• Next, you'll need to disconnect the wiring for the tail lights and license plate lights. Trace the wiring and you disconnect the plugs for both. The exact locations may vary, but we had to disconnect three plugs, all located near the rear bumper.
• Remove the fuel tank cap, filler neck strap, and filler neck mounting hardware so that it is no longer attached to the bed.

• To lift the bed, we attached tow straps to all four corners and lifted it with a chain hoist hanging from the rafters of the shop, then drove the truck forward.
• With the bed remove and the truck off, disconnect the negative battery cable before proceeding.
• The new fuel pump has an arrow etched into the top cover (red arrow in photo). Mark this arrows location on the tank using a marker, so that the new fuel pump is aligned exactly the same as the old one once it is installed.

• Remove the 6 hex bolts that secure the fuel pump assembly as well as the electrical connector for the fuel pump.
• Remove the two fuel lines from the fuel pump assembly - a flat head screwdriver will help with the retaining clips if they don't want to cooperate.

• Carefully extract the old fuel pump assembly from the tank. Remove the old gasket if it did not come up with the pump.
• Install the new gasket and fuel pump assembly opposite removal. A light coating of silicon lubricant can be applied to the new gasket to ensure a positive seal. Make sure the arrows on the fuel pump and tank line up, then reinstall the mounting bolts.

• Connect the fuel lines to the new fuel pump assembly, and then the electrical connection. Reconnect the negative battery cable.

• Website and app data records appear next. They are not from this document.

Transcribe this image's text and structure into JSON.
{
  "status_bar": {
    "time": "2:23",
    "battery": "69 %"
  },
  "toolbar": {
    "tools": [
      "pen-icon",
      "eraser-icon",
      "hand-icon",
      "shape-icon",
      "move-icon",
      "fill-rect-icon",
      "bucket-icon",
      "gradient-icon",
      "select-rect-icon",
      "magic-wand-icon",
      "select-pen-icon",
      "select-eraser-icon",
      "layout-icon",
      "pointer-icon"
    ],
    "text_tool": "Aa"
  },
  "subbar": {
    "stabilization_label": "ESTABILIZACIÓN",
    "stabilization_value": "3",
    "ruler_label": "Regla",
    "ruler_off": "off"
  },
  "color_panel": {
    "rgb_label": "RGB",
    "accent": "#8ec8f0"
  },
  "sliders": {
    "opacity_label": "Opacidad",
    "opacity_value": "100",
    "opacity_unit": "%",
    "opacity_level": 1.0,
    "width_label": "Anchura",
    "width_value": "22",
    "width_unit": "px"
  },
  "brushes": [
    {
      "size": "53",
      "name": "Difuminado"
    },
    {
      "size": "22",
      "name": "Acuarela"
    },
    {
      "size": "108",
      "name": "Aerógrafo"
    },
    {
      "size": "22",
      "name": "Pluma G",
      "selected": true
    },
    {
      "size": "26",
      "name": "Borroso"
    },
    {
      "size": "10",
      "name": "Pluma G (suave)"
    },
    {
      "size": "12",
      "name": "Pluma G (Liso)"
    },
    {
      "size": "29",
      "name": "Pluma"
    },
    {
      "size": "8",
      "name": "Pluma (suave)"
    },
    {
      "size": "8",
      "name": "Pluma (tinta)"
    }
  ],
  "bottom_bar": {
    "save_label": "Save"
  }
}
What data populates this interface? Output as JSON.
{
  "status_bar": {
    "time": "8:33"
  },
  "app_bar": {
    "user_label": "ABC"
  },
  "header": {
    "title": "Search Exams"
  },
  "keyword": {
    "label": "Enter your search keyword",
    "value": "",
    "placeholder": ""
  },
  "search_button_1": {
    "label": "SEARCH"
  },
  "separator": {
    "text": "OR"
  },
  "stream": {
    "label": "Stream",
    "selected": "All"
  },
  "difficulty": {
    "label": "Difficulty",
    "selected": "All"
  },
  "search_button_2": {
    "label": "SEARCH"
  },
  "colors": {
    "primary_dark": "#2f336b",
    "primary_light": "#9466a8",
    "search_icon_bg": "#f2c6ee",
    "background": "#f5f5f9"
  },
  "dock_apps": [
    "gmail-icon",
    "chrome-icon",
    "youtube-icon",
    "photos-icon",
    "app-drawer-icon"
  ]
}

• Reinstall the bed or tank and test the new fuel pump. It's normal for the truck to turn over more than usual during this first start as air is being purged from the fuel line. We recommend cycling the keys several times for 10-20 seconds at a time.